● **ASSIGNMENT**: Write out again only the lines running from the one that contains "Decode this image" to the end of the records below, including both the first and the last.

· · ·

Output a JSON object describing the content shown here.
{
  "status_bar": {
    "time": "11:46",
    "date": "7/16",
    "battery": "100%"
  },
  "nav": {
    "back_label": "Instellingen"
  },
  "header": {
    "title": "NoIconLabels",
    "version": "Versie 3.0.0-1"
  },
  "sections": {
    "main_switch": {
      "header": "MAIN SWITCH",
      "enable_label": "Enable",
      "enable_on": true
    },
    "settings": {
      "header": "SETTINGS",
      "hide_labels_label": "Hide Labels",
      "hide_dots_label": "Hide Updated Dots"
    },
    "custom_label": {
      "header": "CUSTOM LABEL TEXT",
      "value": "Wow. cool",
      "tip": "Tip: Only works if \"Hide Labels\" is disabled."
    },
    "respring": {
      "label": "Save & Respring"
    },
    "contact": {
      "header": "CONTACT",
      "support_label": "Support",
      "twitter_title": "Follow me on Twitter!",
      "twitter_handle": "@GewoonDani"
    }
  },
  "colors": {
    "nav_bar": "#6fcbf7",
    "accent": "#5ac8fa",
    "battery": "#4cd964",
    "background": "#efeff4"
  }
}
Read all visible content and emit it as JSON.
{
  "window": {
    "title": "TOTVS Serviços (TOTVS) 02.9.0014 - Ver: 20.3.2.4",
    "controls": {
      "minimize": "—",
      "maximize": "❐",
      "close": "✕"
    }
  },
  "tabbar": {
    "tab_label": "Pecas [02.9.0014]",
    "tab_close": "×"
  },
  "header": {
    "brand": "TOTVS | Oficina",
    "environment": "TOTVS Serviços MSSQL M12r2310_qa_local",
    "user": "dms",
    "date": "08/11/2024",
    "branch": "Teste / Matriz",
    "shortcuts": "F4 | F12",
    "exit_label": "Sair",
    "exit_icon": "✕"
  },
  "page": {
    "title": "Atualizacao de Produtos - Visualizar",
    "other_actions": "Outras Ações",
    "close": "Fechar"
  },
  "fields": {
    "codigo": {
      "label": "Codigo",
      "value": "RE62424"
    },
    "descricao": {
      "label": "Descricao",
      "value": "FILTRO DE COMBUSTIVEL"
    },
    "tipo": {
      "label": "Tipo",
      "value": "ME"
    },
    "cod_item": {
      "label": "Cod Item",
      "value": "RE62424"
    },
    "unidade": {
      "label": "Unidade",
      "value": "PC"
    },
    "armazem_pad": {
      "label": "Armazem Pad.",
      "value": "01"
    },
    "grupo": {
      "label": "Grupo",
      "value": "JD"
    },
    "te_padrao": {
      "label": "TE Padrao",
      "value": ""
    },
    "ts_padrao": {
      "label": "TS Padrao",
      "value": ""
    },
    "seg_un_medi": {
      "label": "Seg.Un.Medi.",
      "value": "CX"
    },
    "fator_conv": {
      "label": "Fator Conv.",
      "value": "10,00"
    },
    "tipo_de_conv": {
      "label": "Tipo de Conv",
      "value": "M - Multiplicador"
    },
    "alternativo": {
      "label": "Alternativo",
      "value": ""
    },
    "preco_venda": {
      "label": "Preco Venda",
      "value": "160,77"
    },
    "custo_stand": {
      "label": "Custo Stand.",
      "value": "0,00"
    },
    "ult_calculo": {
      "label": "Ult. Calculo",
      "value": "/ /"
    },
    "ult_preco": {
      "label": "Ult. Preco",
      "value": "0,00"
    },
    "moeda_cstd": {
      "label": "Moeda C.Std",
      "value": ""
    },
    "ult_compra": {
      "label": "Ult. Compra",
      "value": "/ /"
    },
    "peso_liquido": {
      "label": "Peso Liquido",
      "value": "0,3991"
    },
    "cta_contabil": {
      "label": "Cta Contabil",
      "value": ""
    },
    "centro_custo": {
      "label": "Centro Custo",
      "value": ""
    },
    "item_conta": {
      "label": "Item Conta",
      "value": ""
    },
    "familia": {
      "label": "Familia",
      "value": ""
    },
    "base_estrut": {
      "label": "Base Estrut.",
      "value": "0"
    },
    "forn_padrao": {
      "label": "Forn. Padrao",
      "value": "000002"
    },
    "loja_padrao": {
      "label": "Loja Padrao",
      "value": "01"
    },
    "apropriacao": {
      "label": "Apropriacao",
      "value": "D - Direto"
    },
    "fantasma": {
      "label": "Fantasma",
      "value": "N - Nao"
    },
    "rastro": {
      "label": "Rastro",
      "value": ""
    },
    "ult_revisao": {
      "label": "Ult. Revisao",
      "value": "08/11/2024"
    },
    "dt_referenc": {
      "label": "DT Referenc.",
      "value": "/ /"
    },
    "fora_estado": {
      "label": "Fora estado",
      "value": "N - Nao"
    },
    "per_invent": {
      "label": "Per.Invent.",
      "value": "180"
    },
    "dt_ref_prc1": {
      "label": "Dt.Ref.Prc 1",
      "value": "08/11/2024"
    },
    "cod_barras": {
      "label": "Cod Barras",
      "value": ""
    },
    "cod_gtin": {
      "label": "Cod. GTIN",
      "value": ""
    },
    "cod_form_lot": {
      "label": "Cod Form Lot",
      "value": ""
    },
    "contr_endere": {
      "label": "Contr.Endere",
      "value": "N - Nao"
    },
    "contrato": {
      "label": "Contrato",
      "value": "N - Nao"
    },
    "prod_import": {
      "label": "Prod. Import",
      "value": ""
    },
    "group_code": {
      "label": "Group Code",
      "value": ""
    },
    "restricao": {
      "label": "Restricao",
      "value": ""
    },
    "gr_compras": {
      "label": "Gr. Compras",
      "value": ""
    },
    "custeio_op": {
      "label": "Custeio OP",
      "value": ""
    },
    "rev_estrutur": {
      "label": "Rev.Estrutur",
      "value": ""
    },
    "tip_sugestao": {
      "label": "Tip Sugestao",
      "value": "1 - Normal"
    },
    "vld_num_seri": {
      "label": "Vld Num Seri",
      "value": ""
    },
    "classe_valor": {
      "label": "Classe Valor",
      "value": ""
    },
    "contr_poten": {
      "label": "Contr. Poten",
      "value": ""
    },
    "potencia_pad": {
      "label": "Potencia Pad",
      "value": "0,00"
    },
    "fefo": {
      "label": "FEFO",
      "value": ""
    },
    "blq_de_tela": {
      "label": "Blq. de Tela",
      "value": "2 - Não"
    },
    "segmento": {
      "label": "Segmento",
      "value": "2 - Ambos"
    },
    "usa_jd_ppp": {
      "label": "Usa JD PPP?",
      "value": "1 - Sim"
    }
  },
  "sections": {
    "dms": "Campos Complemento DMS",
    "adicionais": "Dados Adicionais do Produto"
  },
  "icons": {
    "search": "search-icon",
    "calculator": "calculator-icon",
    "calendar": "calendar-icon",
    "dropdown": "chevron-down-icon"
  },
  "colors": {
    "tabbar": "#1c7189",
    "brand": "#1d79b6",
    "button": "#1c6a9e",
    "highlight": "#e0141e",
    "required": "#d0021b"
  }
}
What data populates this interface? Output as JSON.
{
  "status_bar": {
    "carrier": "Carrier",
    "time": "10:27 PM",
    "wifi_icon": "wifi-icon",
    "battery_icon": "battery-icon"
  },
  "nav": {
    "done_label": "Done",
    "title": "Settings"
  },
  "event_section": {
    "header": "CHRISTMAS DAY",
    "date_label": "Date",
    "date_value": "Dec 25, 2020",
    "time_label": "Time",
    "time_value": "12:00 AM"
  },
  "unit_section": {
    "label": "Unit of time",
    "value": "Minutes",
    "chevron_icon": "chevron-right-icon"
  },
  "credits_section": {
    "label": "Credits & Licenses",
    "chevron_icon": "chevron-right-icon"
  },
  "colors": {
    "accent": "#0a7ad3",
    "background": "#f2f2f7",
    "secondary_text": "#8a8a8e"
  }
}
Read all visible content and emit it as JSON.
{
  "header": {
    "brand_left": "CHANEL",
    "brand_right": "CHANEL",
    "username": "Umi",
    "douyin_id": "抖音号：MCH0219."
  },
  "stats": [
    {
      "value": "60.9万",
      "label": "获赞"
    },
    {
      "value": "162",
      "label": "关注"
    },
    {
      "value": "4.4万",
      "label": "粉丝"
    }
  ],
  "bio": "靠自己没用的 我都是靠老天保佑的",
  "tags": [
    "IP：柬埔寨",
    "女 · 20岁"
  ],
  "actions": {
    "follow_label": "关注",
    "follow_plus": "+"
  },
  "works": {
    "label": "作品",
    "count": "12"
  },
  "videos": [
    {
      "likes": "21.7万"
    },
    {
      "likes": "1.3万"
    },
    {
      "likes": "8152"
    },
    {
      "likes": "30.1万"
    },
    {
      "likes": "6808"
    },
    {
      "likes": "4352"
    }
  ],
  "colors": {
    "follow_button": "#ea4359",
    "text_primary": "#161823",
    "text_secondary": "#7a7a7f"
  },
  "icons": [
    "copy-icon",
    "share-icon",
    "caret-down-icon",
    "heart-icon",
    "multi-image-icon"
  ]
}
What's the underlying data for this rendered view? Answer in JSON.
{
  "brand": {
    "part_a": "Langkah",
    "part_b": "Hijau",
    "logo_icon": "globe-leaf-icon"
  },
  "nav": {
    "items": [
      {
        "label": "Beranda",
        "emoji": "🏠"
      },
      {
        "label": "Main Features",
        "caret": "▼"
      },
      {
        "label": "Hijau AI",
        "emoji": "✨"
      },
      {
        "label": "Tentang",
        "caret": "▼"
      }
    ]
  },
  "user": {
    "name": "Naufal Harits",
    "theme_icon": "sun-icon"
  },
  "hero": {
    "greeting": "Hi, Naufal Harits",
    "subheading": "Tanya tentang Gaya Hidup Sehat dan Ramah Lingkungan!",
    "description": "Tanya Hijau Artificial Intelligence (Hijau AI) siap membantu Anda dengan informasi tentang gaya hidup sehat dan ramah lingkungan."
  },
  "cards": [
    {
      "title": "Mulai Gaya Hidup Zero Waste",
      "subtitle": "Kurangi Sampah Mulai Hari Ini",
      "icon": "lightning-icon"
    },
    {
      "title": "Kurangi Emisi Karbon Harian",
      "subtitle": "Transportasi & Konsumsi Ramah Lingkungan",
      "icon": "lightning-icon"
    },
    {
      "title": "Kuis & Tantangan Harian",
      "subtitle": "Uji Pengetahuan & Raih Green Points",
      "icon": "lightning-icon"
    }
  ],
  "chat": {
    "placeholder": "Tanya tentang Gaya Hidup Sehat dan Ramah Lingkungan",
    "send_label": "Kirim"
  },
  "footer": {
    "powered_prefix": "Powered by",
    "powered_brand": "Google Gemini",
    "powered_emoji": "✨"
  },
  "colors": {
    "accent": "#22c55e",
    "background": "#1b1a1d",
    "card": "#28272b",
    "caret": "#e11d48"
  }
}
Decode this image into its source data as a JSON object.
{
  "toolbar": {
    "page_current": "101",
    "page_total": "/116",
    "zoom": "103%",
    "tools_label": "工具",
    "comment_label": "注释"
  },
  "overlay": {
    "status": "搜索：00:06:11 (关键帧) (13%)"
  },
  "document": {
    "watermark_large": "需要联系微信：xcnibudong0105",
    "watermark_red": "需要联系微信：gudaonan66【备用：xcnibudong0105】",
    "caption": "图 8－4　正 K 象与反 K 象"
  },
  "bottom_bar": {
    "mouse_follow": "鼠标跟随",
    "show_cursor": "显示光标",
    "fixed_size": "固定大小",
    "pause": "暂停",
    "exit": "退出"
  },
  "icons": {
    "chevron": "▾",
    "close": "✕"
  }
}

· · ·

● **SOLVED PROBLEM**:
Decode this image into its source data as a JSON object.
{
  "toolbar": {
    "page_current": "101",
    "page_total": "/116",
    "zoom": "103%",
    "tools_label": "工具",
    "comment_label": "注释"
  },
  "overlay": {
    "status": "搜索：00:06:11 (关键帧) (13%)"
  },
  "document": {
    "watermark_large": "需要联系微信：xcnibudong0105",
    "watermark_red": "需要联系微信：gudaonan66【备用：xcnibudong0105】",
    "caption": "图 8－4　正 K 象与反 K 象"
  },
  "bottom_bar": {
    "mouse_follow": "鼠标跟随",
    "show_cursor": "显示光标",
    "fixed_size": "固定大小",
    "pause": "暂停",
    "exit": "退出"
  },
  "icons": {
    "chevron": "▾",
    "close": "✕"
  }
}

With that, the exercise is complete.